(data sourced from Xeneta)
From 01/01/2024, the shipping lines will apply a new surcharge following new legislation from the European Commission for all cargo carried on their vessels from and to EU countries.
The EU wants to be the first carbon neutral continent in the world by 2050 (as agreed in the ‘Green Deal’).
One tool to reach this target is the Emissions Trading System (ETS). This is based on a “cap and trade scheme” wherein a maximum or cap is set on the total amount of greenhouse gases that can be emitted by companies inside the EU area within a year. Companies subject to the EU EUTS have to buy allowances (carbon credits) based on the amount of greenhouse gases they emit (1 ton of CO2 = 1 ETS Allowance).
The number of available allowances will decrease every year, driving the total amount of greenhouse gas emitted down toward the 2030 and eventually 2050 targets.
The EU ETS will apply to energy-intensive sectors, of which the maritime industry is one.

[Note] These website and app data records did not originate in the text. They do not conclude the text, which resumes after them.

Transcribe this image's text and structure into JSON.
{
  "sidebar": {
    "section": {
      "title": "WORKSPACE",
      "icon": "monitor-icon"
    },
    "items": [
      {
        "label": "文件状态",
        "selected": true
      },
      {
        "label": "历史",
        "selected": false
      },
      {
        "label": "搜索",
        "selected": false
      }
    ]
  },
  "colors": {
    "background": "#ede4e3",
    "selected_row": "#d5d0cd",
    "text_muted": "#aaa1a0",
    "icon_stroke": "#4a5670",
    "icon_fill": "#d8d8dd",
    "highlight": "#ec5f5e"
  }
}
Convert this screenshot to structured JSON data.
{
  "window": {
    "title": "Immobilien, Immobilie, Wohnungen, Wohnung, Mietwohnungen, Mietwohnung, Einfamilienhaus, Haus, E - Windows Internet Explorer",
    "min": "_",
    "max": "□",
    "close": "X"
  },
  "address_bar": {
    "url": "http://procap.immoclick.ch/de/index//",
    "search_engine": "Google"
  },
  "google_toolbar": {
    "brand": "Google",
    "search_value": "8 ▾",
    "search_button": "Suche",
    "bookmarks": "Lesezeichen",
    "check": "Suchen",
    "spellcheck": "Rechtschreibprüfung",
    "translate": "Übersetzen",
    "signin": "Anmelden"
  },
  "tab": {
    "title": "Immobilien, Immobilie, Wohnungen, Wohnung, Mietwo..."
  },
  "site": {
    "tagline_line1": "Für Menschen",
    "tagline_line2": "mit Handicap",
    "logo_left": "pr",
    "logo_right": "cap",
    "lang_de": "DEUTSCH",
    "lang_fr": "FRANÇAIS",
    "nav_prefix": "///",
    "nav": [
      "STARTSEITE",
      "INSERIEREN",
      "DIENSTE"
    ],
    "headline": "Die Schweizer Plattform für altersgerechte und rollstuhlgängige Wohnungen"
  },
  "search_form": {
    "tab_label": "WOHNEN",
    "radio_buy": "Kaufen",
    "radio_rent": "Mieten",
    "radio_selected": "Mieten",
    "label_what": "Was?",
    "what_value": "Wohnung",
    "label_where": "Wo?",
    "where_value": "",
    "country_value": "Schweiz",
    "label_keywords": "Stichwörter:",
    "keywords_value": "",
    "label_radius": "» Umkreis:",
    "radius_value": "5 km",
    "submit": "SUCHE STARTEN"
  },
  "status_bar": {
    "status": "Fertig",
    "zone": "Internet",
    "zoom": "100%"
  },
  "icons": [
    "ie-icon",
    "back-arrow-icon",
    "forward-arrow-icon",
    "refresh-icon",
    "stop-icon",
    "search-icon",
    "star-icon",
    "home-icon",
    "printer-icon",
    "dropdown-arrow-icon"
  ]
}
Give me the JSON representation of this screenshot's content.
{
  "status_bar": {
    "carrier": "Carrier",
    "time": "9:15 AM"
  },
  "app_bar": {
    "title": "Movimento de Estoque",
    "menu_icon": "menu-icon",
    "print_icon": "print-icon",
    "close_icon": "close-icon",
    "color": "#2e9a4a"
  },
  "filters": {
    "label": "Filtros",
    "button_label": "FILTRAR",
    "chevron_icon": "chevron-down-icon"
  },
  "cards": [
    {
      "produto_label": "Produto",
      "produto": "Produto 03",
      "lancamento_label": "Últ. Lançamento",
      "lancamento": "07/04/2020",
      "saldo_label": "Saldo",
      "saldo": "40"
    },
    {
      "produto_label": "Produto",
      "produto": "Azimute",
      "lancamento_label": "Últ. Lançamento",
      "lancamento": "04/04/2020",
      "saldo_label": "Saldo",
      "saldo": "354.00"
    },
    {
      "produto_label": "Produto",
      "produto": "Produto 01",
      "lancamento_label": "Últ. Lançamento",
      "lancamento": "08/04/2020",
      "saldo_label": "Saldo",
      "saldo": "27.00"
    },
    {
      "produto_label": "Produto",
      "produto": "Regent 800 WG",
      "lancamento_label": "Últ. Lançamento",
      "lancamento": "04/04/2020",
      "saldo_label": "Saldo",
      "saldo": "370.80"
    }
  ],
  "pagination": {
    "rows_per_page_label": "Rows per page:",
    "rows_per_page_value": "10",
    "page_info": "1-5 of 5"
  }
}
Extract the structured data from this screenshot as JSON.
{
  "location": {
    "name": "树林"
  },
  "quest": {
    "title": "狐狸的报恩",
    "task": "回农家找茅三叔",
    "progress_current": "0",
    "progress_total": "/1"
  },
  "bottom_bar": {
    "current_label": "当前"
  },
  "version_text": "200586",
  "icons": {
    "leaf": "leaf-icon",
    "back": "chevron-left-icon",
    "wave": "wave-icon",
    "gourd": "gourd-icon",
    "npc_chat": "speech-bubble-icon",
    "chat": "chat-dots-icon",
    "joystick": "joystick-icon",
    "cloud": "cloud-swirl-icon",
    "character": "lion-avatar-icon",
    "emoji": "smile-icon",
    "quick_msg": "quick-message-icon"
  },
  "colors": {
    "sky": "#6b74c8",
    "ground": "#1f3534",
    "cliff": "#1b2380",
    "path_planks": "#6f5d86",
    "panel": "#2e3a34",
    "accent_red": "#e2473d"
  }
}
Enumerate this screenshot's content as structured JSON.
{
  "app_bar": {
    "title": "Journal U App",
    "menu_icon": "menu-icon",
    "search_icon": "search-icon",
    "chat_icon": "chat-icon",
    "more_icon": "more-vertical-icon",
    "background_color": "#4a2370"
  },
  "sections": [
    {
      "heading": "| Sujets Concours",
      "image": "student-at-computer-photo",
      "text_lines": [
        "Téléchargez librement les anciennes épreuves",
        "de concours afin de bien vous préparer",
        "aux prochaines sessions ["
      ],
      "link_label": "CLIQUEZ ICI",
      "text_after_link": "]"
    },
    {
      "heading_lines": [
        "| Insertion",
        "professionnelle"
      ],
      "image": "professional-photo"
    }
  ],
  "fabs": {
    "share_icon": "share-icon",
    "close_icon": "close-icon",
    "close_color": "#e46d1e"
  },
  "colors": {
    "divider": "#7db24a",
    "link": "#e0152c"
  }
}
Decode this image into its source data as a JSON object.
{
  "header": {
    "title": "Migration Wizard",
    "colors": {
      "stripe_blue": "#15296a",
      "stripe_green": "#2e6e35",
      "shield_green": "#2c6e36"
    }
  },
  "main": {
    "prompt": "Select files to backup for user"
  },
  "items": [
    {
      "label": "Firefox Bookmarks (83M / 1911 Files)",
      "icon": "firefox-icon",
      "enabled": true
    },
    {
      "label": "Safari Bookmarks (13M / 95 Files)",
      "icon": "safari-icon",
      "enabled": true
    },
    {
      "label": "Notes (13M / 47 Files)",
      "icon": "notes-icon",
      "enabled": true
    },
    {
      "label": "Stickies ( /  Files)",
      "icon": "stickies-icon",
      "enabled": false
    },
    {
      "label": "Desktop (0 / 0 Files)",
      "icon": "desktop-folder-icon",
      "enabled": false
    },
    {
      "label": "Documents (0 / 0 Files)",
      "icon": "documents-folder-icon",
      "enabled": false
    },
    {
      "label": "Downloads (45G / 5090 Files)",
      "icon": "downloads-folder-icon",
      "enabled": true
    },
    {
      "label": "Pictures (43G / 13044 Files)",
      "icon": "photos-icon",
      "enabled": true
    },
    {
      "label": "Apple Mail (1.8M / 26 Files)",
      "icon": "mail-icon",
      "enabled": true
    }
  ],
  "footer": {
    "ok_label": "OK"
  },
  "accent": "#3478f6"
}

Not every aspect has been finalized yet. Will transshipment ports be affected, and which ports will be on a possible list for allowed transshipments?
The effect of the ETS for customers/freight payers will be an additional cost. Several shipping lines have already reported some indicative numbers, though the amounts vary based on the current market value of the carbon allowances, fleet per shipping line, head- and backhaul and so on. CMA communicated a calculation with the knowledge they have today, and for Asia to North Europe the cost would be €25/TEU for a dry container. For Europe to North America East Coast, however, the cost would be €43/TEU. This is explained by the difference in vessel types used on the different trades. On the Asia-N.Eur trade you have bigger vessels to better spread the cost, and newer vessels which are often less polluting than the vessels used on the Transatlantic trade.
Every rate agreement which starts on 01/01/24 or later, and every rate agreement which runs beyond 01/01/24, will be affected by this new cost implementation. At the beginning of December, the shipping lines should be able to have more or less correct amounts to communicate to their customers.
The Carbon Border Adjustment Mechanism (CBAM) should not be confused with the ETS. The CBAM will impose a carbon levy on specific imported goods: iron and steel, cement, aluminum, fertilizers, and hydrogen. This mechanism addresses carbon leakage by ensuring imports adhere to emission standards applicable in the EU. Importers will have to pay for a CBAM certificate which is calculated on any difference between the carbon price paid in the country of production and the price of carbon allowances under the EU’s trading system (ETS). The CBAM will enter into force in the last quarter of 2023 as a transitional phase. This phase will serve as a learning period for all stakeholders involved, and allow all the information about the embedded emissions to be collected. From Jan 2026, importers will have to pay in line with the ETS.
In the following graphs, we present a comparative analysis of the economic landscape between the present day and September 2020. These visual representations not only showcase the evolution of contract rates but also highlight the concurrent economic growth rates in various regions, as forecasted by the International Monetary Fund (IMF). This comprehensive perspective will shed light on the changing economic dynamics across the globe and help us better understand the trajectory of different regions in recent years.